TASK STATEMENT: Search the material below for the string "файлы" and extract each line that has it.

EXCERPTED RECORDS:
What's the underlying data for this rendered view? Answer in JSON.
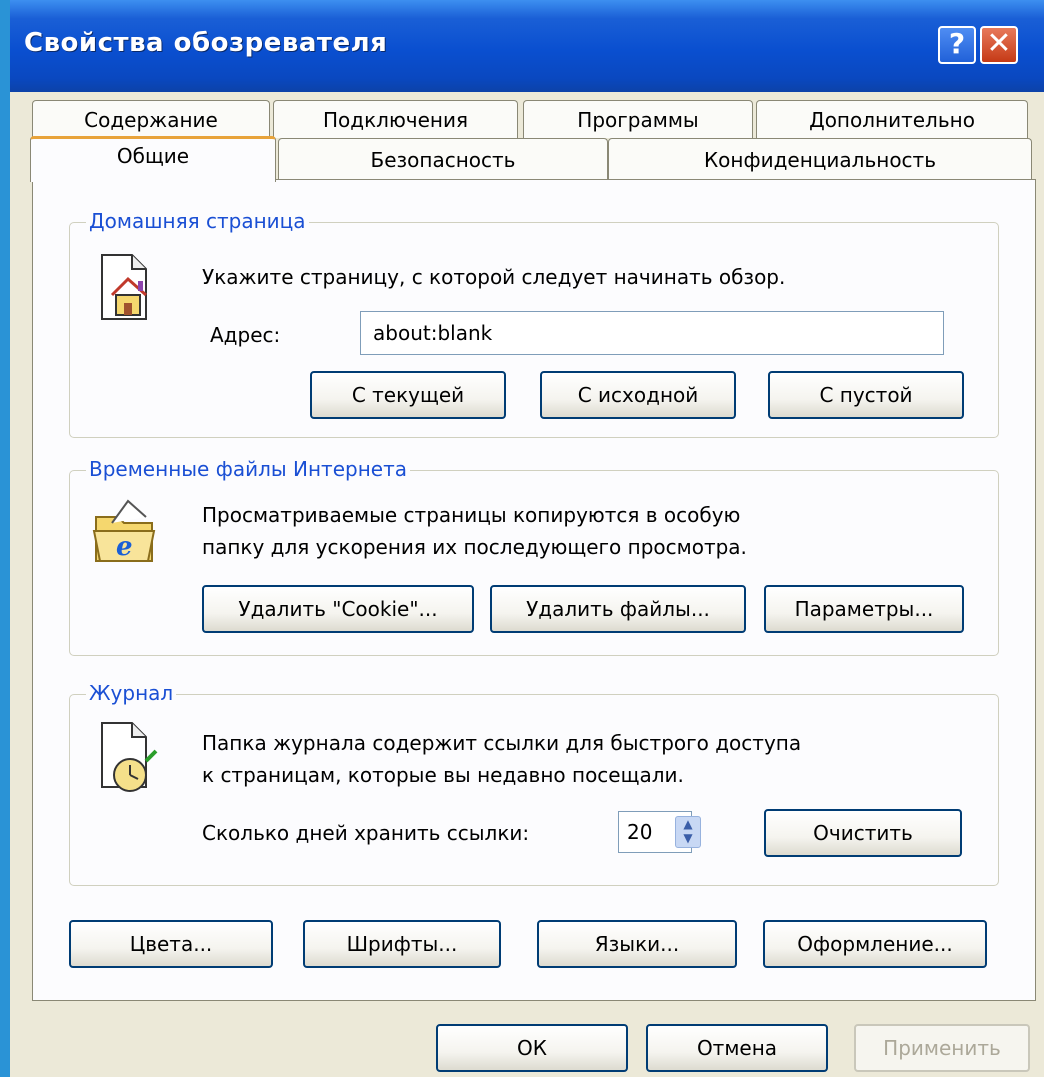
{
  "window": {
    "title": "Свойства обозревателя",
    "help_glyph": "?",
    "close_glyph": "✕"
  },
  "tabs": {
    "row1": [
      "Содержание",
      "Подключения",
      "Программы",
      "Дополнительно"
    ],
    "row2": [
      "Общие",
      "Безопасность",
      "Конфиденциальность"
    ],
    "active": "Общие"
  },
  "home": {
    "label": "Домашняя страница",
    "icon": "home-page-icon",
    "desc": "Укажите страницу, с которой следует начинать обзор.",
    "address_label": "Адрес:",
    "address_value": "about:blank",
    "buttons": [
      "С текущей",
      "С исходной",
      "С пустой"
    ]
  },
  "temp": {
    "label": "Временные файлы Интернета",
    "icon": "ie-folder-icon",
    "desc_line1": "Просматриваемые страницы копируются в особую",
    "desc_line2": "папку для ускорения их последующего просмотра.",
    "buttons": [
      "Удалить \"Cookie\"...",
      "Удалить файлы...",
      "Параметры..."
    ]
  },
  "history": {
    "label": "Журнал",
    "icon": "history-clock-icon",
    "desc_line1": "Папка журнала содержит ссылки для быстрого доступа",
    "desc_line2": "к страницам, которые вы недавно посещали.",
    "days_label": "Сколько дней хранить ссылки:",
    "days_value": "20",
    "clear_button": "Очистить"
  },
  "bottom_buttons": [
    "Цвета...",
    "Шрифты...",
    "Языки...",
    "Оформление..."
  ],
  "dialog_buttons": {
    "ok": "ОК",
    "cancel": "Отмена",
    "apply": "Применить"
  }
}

EXERCISE OUTPUT:
    "label": "Временные файлы Интернета",
      "Удалить файлы...",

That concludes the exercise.